“I can’t have one moment where I’m like ‘I don’t wanna do this,’” Eilish tells her team, after someone writes an Instagram comment saying she was rude at her meet-and-greet. “I have to keep smiling and if I don’t, they hate me and think I’m horrible.” Moments before, we saw an exhausted and disoriented Eilish repeatedly being pulled back into an ad-hoc cattle call with industry folks and their kids. Although her mum is quick to acknowledge that they failed her that night, the fact remains: Eilish is chastised – and quickly – for not being perfect. Questions hang in the air: how far will this negativity disseminate and what will the repercussions be?
Eilish’s debut album made her the first artist born in the 21st century to have a US No 1 record. There is no precedent for her as the first digital native pop superstar. Her struggles for control may not be rooted in fighting record industry bogeymen, but in the persistent anxiety and awareness of online abuse and the constant stress over being misconstrued. The World’s a Little Blurry is 150 minutes long: Eilish is caught between not being able to escape documentation and it being the only way she knows how to live and work. In that sense, little has changed. For all Eilish’s stability and self-direction, the unchanged scrutiny of young women means she faces the same broad predicament as Spears.

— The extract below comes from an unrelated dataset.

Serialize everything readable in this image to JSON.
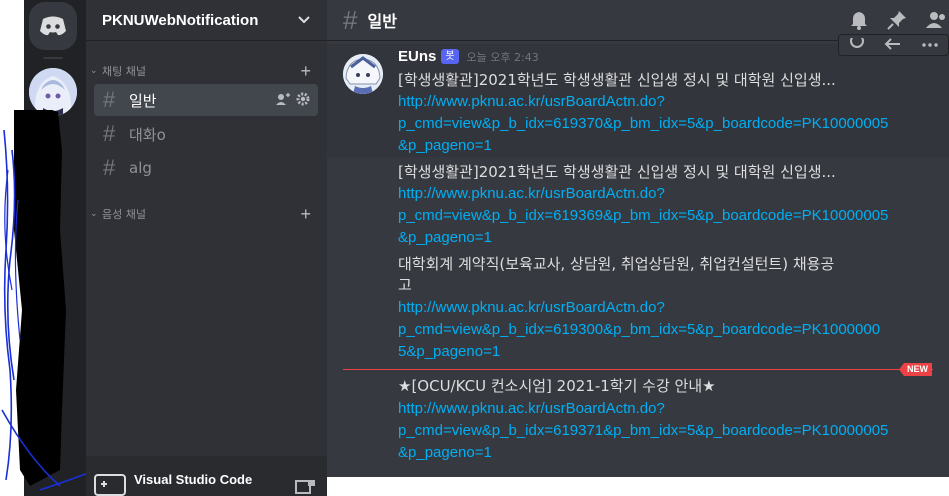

And control and radical transparency can only do so much. When someone from Eilish’s label queries whether it’s wise for the singer to take a vocal anti-drugs position – in case she experiments when she’s older and gets “dragged” (criticised by fans) – Eilish’s mum pushes back: staying true to who Billie is right now should be enough. Eilish replies: “Well, she’s right though. She has a point.” She knows it’s not enough for young superstars to appear to live authentically in the present. They also have to be working five years ahead, risk-assessing an unknown and potentially hostile future.